- WORK REQUIRED:
The word "Export" may appear in some lines of the data; copy every such line.

- SOURCE INFORMATION:
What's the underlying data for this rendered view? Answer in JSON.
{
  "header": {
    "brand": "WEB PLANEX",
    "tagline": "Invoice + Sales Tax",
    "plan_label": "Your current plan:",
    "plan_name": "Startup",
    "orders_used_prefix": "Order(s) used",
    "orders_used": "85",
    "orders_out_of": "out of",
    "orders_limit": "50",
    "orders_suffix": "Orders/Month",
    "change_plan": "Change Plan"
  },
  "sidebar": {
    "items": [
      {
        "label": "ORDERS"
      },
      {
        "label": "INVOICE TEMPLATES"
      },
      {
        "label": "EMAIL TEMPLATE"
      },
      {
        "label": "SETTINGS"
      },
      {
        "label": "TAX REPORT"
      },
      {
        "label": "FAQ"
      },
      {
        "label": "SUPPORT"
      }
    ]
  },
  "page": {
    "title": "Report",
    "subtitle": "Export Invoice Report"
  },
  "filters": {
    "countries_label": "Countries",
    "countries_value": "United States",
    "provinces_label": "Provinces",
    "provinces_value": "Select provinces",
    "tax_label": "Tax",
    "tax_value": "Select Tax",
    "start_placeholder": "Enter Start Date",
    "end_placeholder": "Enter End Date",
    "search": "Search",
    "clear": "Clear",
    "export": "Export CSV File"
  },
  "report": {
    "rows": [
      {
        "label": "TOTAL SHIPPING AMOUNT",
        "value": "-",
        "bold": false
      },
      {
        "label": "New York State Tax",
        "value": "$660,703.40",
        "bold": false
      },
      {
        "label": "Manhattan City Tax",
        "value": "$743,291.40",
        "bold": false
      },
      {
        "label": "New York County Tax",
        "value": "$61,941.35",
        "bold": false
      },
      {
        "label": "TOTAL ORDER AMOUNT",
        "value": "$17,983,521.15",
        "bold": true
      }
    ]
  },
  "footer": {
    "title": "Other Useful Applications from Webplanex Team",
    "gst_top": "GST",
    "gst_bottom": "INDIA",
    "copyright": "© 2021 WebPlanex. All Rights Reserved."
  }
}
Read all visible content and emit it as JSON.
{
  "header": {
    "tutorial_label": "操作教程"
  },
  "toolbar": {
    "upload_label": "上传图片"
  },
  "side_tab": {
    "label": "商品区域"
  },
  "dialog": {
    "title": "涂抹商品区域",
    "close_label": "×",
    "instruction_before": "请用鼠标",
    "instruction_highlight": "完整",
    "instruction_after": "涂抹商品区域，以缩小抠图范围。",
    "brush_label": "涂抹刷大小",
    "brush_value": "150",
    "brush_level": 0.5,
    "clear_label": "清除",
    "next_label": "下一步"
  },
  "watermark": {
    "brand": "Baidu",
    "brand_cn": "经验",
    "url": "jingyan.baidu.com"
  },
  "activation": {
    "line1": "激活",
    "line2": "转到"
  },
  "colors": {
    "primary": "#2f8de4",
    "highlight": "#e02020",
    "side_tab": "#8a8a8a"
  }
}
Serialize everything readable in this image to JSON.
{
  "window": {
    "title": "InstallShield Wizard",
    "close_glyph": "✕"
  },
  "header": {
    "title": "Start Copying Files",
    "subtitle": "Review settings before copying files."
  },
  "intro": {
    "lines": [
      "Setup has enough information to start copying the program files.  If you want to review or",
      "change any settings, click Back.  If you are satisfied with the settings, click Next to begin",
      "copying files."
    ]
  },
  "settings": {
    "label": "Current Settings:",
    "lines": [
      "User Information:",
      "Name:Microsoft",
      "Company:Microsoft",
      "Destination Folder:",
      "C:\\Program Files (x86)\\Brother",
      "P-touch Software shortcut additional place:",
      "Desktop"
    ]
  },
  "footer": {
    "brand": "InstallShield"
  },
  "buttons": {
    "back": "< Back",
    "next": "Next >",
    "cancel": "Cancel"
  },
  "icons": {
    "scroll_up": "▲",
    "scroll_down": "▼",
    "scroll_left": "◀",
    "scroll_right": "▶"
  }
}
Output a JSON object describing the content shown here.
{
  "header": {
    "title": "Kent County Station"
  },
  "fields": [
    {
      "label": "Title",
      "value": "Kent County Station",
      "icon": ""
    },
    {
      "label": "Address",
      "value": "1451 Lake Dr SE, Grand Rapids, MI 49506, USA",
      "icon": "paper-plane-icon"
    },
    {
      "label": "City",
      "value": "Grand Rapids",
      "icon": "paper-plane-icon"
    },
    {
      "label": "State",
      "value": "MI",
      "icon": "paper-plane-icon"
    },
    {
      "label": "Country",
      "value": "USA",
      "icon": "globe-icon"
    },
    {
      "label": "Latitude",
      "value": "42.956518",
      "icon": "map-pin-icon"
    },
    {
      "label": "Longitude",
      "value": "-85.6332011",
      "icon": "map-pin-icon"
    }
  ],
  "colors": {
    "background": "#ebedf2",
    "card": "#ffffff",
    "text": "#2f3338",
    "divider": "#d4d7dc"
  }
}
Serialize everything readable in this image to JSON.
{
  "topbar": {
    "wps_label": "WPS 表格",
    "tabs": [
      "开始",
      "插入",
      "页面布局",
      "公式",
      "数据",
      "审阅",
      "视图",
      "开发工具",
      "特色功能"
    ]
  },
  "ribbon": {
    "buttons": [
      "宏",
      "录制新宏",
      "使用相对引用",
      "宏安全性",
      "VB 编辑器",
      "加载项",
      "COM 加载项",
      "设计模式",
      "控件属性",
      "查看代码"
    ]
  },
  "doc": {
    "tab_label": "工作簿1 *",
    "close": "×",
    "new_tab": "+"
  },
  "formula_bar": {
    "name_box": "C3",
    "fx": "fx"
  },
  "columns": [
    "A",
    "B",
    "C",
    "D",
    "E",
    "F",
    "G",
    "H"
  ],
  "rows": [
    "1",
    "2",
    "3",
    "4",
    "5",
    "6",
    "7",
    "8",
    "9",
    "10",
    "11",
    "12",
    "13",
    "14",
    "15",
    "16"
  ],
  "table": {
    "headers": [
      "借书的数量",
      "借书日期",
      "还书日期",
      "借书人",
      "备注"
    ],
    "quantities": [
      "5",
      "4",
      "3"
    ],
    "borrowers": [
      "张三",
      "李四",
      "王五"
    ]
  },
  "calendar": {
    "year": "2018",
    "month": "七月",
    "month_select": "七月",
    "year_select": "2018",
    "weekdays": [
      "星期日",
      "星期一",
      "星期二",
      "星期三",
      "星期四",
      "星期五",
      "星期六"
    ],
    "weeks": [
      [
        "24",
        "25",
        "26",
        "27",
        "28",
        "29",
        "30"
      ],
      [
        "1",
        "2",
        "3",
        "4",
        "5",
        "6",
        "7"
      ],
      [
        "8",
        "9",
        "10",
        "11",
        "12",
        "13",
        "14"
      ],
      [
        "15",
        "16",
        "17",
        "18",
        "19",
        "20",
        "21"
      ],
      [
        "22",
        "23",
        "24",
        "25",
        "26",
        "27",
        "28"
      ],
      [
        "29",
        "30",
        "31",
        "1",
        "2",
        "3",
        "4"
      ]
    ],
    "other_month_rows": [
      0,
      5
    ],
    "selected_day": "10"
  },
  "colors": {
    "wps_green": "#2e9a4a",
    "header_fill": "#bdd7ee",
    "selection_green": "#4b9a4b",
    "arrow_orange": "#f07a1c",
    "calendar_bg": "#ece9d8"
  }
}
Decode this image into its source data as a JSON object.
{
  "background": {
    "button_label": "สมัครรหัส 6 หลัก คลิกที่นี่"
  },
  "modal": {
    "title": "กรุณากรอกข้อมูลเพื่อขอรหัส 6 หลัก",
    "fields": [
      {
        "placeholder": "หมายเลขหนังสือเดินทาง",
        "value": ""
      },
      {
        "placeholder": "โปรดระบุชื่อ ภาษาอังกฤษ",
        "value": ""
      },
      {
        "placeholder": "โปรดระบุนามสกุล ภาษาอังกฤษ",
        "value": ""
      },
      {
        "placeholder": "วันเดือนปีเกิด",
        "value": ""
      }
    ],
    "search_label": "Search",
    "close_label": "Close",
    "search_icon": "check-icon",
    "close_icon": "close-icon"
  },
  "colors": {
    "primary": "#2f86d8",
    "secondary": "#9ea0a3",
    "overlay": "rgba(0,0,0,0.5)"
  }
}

- RESULT BELOW:
    "subtitle": "Export Invoice Report"
    "export": "Export CSV File"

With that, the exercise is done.